The experience in the emergency room (U.S.) or A&E (U.K.) can be shocking for both cultures, at least when looking beyond true medical emergencies, such as road accidents. The number of indigent people found in American emergency rooms, often seeking primary care, may be astonishing to a British observer. On the other hand, the vast resources dedicated to alcohol-related medical treatment in a British A&E may be appalling to an American observer. Both systems, however, are faced with the same challenge of dealing with hundreds of languages, at least in major cities. The main difference will be whether the language challenge is in finding a speaker of Pashto, Yoruba, Khmer, or Quechua.

Biggest and Best Versus Understated Modesty

It is not uncommon to hear Americans boast that their health care system (at least for those who are insured) is the biggest and the best in the world. It also is not uncommon to hear the British complain about the NHS.

These behaviors should be considered within their cultural contexts. It is not unusual for Americans to value being the biggest and best in many walks of life; nor is it unusual for them to look inward without regard to or knowledge of the wider world. Nor is it unusual for the British to apply their talent for self-deprecation without regard to its misinterpretation elsewhere in the world—until they need what they have been so adept at criticizing. At this point, the NHS becomes “not so bad” after all. In fact, it is not unusual to see British abroad returning home specifically for the purpose of using the NHS, including those returning from the United States.

The cultural biases of both countries can be misleading. According to the World Health Organization, (WHO) there is no doubt that America’s health system is the biggest, given that the country spends approximately 16 percent of its GDP on health care, approximately double the 8 percent spent by the UK (which is in line with most of the developed world).

Being “best,” although somewhat interpretive, also has been quantified by WHO on more than 100 indicators. The results from the most recent available figures: the U.K. system is ranked 18th, the U.S. system is ranked 37th.

The British cherish their universal health coverage and, in their understated way, would not compromise either access or government support. For Americans, any change to their system that protects individual choice and is perceived to maintain access to the full range of medical care will have a better chance of being accepted.

Finally, it might be an idea for both countries to remove their own cultural blinders and to have a look around the globe to see what other countries may be doing better. Maybe it is time for both countries to look toward France, who holds the number one position on the WHO list—that should be interesting from a cultural perspective.

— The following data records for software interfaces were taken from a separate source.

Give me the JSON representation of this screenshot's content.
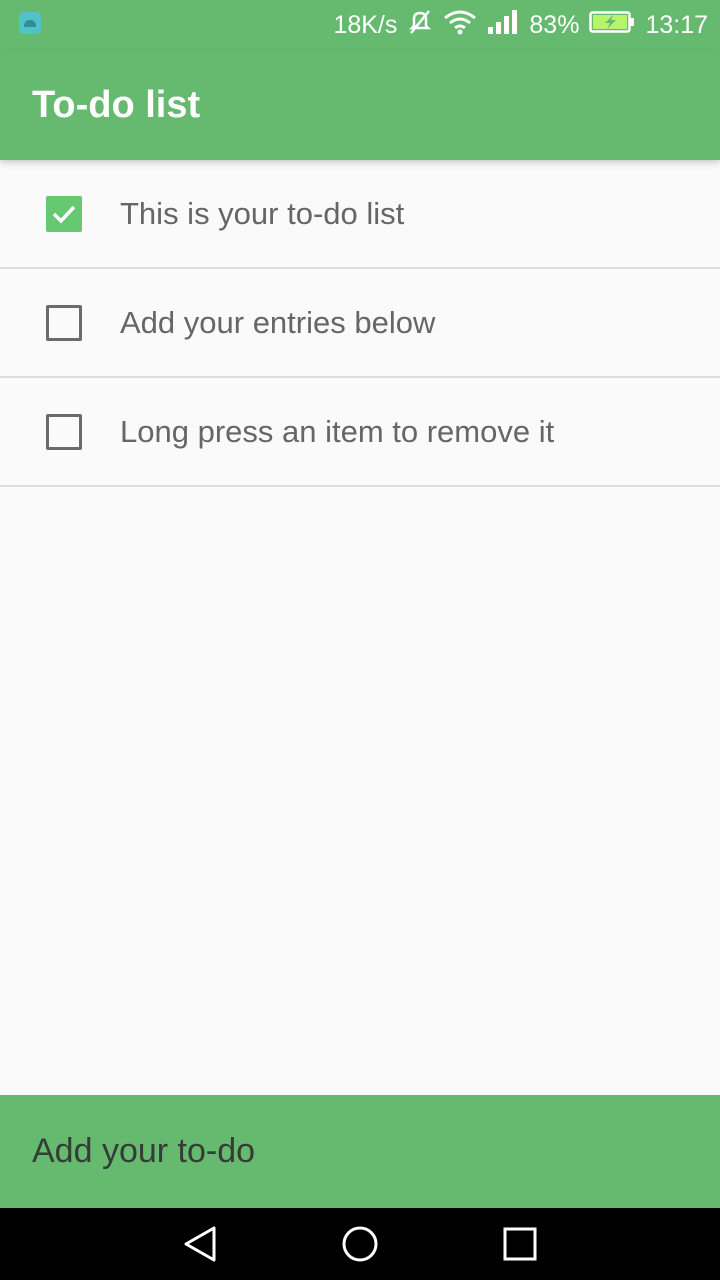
{
  "status_bar": {
    "net_speed": "18K/s",
    "battery": "83%",
    "time": "13:17"
  },
  "app_bar": {
    "title": "To-do list"
  },
  "todos": [
    {
      "label": "This is your to-do list",
      "checked": true
    },
    {
      "label": "Add your entries below",
      "checked": false
    },
    {
      "label": "Long press an item to remove it",
      "checked": false
    }
  ],
  "input": {
    "placeholder": "Add your to-do"
  },
  "colors": {
    "primary": "#66ba70",
    "check_accent": "#66c971"
  },
  "icons": {
    "status": [
      "android-notification-icon",
      "mute-icon",
      "wifi-icon",
      "signal-icon",
      "battery-charging-icon"
    ],
    "nav": [
      "back-icon",
      "home-icon",
      "recents-icon"
    ]
  }
}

Donna Marsh is the author of “Yanks in Blighty: Tips for Americans on Adapting to All Things British.” She is also the founder of Culture Unveiled (, Windsor, United Kingdom. She can be reached at +44 7900 213355 or e-mail